Web page and app entries
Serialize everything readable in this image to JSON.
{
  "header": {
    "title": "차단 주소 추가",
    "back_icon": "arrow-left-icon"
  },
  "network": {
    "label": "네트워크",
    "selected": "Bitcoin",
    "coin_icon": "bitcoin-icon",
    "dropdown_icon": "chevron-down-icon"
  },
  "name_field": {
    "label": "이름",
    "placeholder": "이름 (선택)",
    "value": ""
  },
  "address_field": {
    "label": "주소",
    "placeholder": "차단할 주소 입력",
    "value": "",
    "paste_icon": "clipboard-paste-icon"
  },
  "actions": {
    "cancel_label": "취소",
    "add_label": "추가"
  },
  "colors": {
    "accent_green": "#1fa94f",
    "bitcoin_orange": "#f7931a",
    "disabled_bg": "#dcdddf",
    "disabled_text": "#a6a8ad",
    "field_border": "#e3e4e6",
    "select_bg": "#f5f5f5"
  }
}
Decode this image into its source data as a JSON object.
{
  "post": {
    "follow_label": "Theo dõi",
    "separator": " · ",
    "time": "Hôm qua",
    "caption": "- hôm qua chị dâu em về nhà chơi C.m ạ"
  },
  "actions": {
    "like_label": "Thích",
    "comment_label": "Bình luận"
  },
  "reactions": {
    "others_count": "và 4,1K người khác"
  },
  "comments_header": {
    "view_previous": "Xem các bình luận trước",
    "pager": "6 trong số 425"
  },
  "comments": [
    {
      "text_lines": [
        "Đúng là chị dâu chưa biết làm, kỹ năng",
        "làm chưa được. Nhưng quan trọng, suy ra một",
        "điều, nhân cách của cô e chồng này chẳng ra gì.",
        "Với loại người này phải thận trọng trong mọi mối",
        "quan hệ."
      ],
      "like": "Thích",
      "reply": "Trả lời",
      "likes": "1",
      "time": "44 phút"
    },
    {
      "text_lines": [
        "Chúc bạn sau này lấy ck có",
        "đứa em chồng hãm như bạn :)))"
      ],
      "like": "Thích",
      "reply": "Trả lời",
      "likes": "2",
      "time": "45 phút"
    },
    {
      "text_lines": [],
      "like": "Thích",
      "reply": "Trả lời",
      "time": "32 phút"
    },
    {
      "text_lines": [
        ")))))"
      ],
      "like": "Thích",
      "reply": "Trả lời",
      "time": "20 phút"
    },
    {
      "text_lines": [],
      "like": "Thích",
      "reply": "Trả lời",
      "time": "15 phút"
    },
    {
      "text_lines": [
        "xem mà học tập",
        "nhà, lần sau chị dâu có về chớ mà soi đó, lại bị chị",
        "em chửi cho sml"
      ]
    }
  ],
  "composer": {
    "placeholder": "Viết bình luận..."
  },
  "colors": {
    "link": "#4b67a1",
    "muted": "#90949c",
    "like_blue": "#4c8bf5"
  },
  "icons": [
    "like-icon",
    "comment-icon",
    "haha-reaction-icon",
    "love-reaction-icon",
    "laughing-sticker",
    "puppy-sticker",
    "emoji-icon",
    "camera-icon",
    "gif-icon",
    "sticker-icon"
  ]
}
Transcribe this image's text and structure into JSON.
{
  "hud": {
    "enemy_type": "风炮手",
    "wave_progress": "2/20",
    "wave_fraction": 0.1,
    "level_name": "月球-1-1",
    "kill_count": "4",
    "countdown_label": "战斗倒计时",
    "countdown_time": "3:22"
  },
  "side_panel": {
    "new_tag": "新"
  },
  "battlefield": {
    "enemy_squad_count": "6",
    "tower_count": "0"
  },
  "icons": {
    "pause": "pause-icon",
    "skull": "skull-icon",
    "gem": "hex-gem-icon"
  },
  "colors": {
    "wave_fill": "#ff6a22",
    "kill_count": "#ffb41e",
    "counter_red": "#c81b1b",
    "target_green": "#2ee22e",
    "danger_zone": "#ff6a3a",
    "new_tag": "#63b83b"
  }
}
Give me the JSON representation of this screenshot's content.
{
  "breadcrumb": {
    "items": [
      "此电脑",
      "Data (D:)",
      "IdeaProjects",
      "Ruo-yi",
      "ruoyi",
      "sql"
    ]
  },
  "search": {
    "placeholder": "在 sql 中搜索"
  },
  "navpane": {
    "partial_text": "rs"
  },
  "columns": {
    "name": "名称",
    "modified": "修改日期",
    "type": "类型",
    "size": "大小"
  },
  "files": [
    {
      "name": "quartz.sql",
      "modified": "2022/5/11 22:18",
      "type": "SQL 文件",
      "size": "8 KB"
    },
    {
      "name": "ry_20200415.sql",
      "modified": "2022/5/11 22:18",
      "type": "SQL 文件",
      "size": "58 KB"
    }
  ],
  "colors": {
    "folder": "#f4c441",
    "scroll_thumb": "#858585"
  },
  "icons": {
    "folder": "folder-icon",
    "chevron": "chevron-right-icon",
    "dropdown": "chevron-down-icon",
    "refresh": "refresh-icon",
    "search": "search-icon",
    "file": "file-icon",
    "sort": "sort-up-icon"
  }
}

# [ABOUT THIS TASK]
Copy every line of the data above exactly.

# [EXERCISE SOLUTION]
Serialize everything readable in this image to JSON.
{
  "header": {
    "title": "차단 주소 추가",
    "back_icon": "arrow-left-icon"
  },
  "network": {
    "label": "네트워크",
    "selected": "Bitcoin",
    "coin_icon": "bitcoin-icon",
    "dropdown_icon": "chevron-down-icon"
  },
  "name_field": {
    "label": "이름",
    "placeholder": "이름 (선택)",
    "value": ""
  },
  "address_field": {
    "label": "주소",
    "placeholder": "차단할 주소 입력",
    "value": "",
    "paste_icon": "clipboard-paste-icon"
  },
  "actions": {
    "cancel_label": "취소",
    "add_label": "추가"
  },
  "colors": {
    "accent_green": "#1fa94f",
    "bitcoin_orange": "#f7931a",
    "disabled_bg": "#dcdddf",
    "disabled_text": "#a6a8ad",
    "field_border": "#e3e4e6",
    "select_bg": "#f5f5f5"
  }
}
Decode this image into its source data as a JSON object.
{
  "post": {
    "follow_label": "Theo dõi",
    "separator": " · ",
    "time": "Hôm qua",
    "caption": "- hôm qua chị dâu em về nhà chơi C.m ạ"
  },
  "actions": {
    "like_label": "Thích",
    "comment_label": "Bình luận"
  },
  "reactions": {
    "others_count": "và 4,1K người khác"
  },
  "comments_header": {
    "view_previous": "Xem các bình luận trước",
    "pager": "6 trong số 425"
  },
  "comments": [
    {
      "text_lines": [
        "Đúng là chị dâu chưa biết làm, kỹ năng",
        "làm chưa được. Nhưng quan trọng, suy ra một",
        "điều, nhân cách của cô e chồng này chẳng ra gì.",
        "Với loại người này phải thận trọng trong mọi mối",
        "quan hệ."
      ],
      "like": "Thích",
      "reply": "Trả lời",
      "likes": "1",
      "time": "44 phút"
    },
    {
      "text_lines": [
        "Chúc bạn sau này lấy ck có",
        "đứa em chồng hãm như bạn :)))"
      ],
      "like": "Thích",
      "reply": "Trả lời",
      "likes": "2",
      "time": "45 phút"
    },
    {
      "text_lines": [],
      "like": "Thích",
      "reply": "Trả lời",
      "time": "32 phút"
    },
    {
      "text_lines": [
        ")))))"
      ],
      "like": "Thích",
      "reply": "Trả lời",
      "time": "20 phút"
    },
    {
      "text_lines": [],
      "like": "Thích",
      "reply": "Trả lời",
      "time": "15 phút"
    },
    {
      "text_lines": [
        "xem mà học tập",
        "nhà, lần sau chị dâu có về chớ mà soi đó, lại bị chị",
        "em chửi cho sml"
      ]
    }
  ],
  "composer": {
    "placeholder": "Viết bình luận..."
  },
  "colors": {
    "link": "#4b67a1",
    "muted": "#90949c",
    "like_blue": "#4c8bf5"
  },
  "icons": [
    "like-icon",
    "comment-icon",
    "haha-reaction-icon",
    "love-reaction-icon",
    "laughing-sticker",
    "puppy-sticker",
    "emoji-icon",
    "camera-icon",
    "gif-icon",
    "sticker-icon"
  ]
}
Transcribe this image's text and structure into JSON.
{
  "hud": {
    "enemy_type": "风炮手",
    "wave_progress": "2/20",
    "wave_fraction": 0.1,
    "level_name": "月球-1-1",
    "kill_count": "4",
    "countdown_label": "战斗倒计时",
    "countdown_time": "3:22"
  },
  "side_panel": {
    "new_tag": "新"
  },
  "battlefield": {
    "enemy_squad_count": "6",
    "tower_count": "0"
  },
  "icons": {
    "pause": "pause-icon",
    "skull": "skull-icon",
    "gem": "hex-gem-icon"
  },
  "colors": {
    "wave_fill": "#ff6a22",
    "kill_count": "#ffb41e",
    "counter_red": "#c81b1b",
    "target_green": "#2ee22e",
    "danger_zone": "#ff6a3a",
    "new_tag": "#63b83b"
  }
}
Give me the JSON representation of this screenshot's content.
{
  "breadcrumb": {
    "items": [
      "此电脑",
      "Data (D:)",
      "IdeaProjects",
      "Ruo-yi",
      "ruoyi",
      "sql"
    ]
  },
  "search": {
    "placeholder": "在 sql 中搜索"
  },
  "navpane": {
    "partial_text": "rs"
  },
  "columns": {
    "name": "名称",
    "modified": "修改日期",
    "type": "类型",
    "size": "大小"
  },
  "files": [
    {
      "name": "quartz.sql",
      "modified": "2022/5/11 22:18",
      "type": "SQL 文件",
      "size": "8 KB"
    },
    {
      "name": "ry_20200415.sql",
      "modified": "2022/5/11 22:18",
      "type": "SQL 文件",
      "size": "58 KB"
    }
  ],
  "colors": {
    "folder": "#f4c441",
    "scroll_thumb": "#858585"
  },
  "icons": {
    "folder": "folder-icon",
    "chevron": "chevron-right-icon",
    "dropdown": "chevron-down-icon",
    "refresh": "refresh-icon",
    "search": "search-icon",
    "file": "file-icon",
    "sort": "sort-up-icon"
  }
}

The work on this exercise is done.